Speakers brought up several other big projects they said are crucial to the Fredericksburg area's transportation needs: reconstruction of U.S. 17 and the I-95 interchange in Stafford; the State Route 630 interchange reconstruction project in Stafford; the extension of the I-95 express lanes to Massaponax; and the Fall Hill Avenue widening project, which has about a $2.5 million funding gap.
All of those projects are included in the current SYIP and likely will remain in the new one, which the CTB will vote on next June.
Numerous elected officials also pointed out concerns about funding for VRE, which they said is a crucial piece of the I-95 corridor.
The commuter rail provider is in danger of losing $9.6 million in federal funds that would pay for track access fees. The state will have the final say in whether VRE gets that funding.
If that money isn't provided for the fees, the officials said it could lead to VRE cutting back service, raising fares or charging member localities more.
"VRE is very important to us," said Gary Skinner, Spotsylvania supervisor and a member of the VRE Operations Board.

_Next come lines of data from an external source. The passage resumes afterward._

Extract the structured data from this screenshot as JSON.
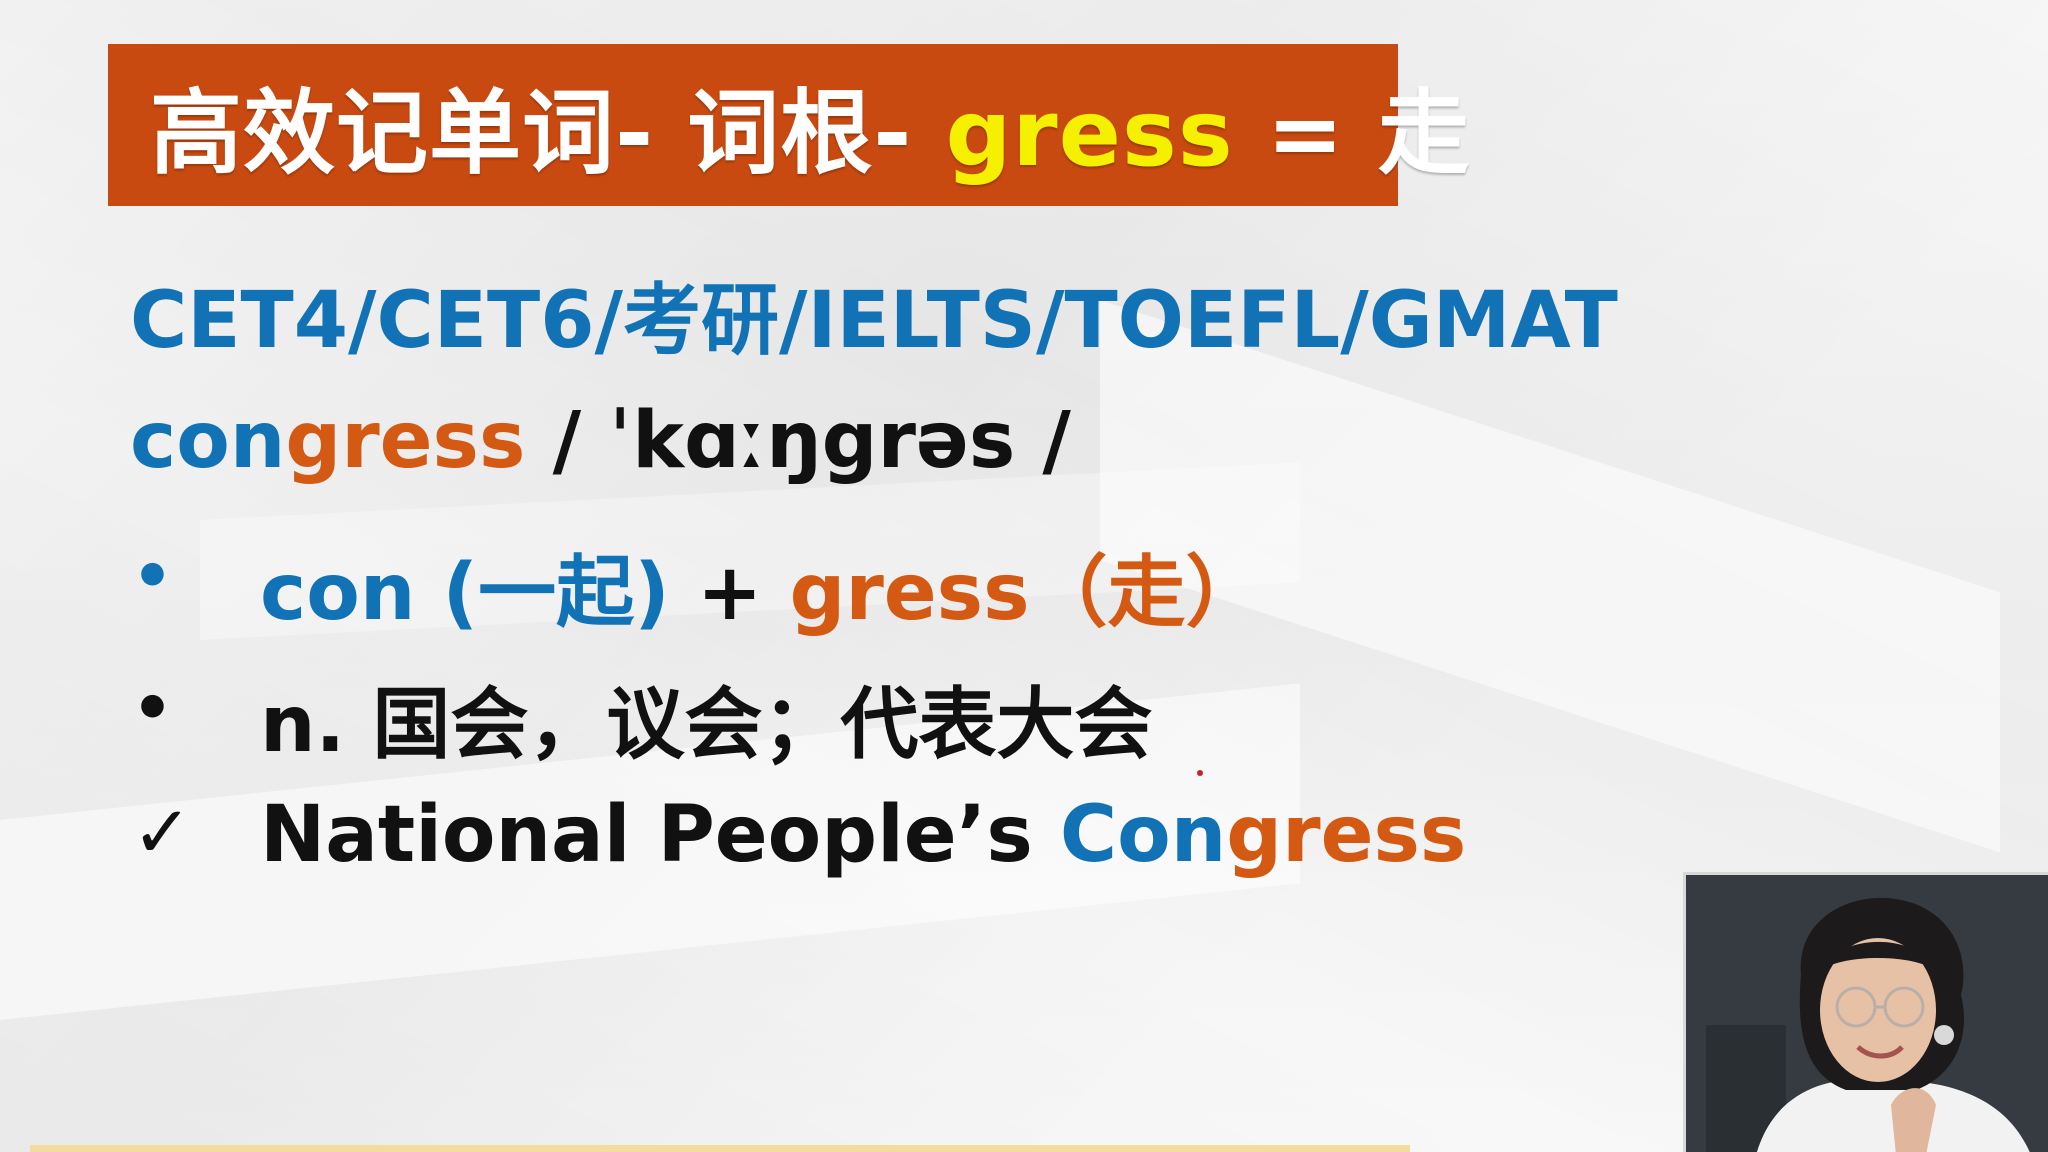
{
  "title": {
    "prefix": "高效记单词- 词根- ",
    "highlight": "gress",
    "suffix": " = 走"
  },
  "exams": "CET4/CET6/考研/IELTS/TOEFL/GMAT",
  "word": {
    "prefix": "con",
    "root": "gress",
    "phonetic": " / ˈkɑːŋgrəs /"
  },
  "bullets": [
    {
      "marker": "•",
      "parts": {
        "a": "con (一起) ",
        "plus": " + ",
        "b": "gress（走）"
      }
    },
    {
      "marker": "•",
      "text": "n. 国会，议会；代表大会"
    }
  ],
  "example": {
    "marker": "✓",
    "text_dark": "National People’s ",
    "text_blue": "Con",
    "text_orange": "gress"
  },
  "colors": {
    "title_bg": "#c94a10",
    "title_highlight": "#f5f000",
    "blue": "#1173b5",
    "orange": "#d45a14"
  }
}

Fellow VRE board member and Stafford Supervisor Paul Milde echoed Skinner's sentiments, saying the loss of the access funding "would be devastating."
After hearing the speakers, Sterling said that I-95 "is the highest priority" for the CTB and pointed to several of the big projects brought up during the meeting. Those projects will cost about $1 billion, he said.
"That's a lot of money."
Scott Shenk: 540/374-5436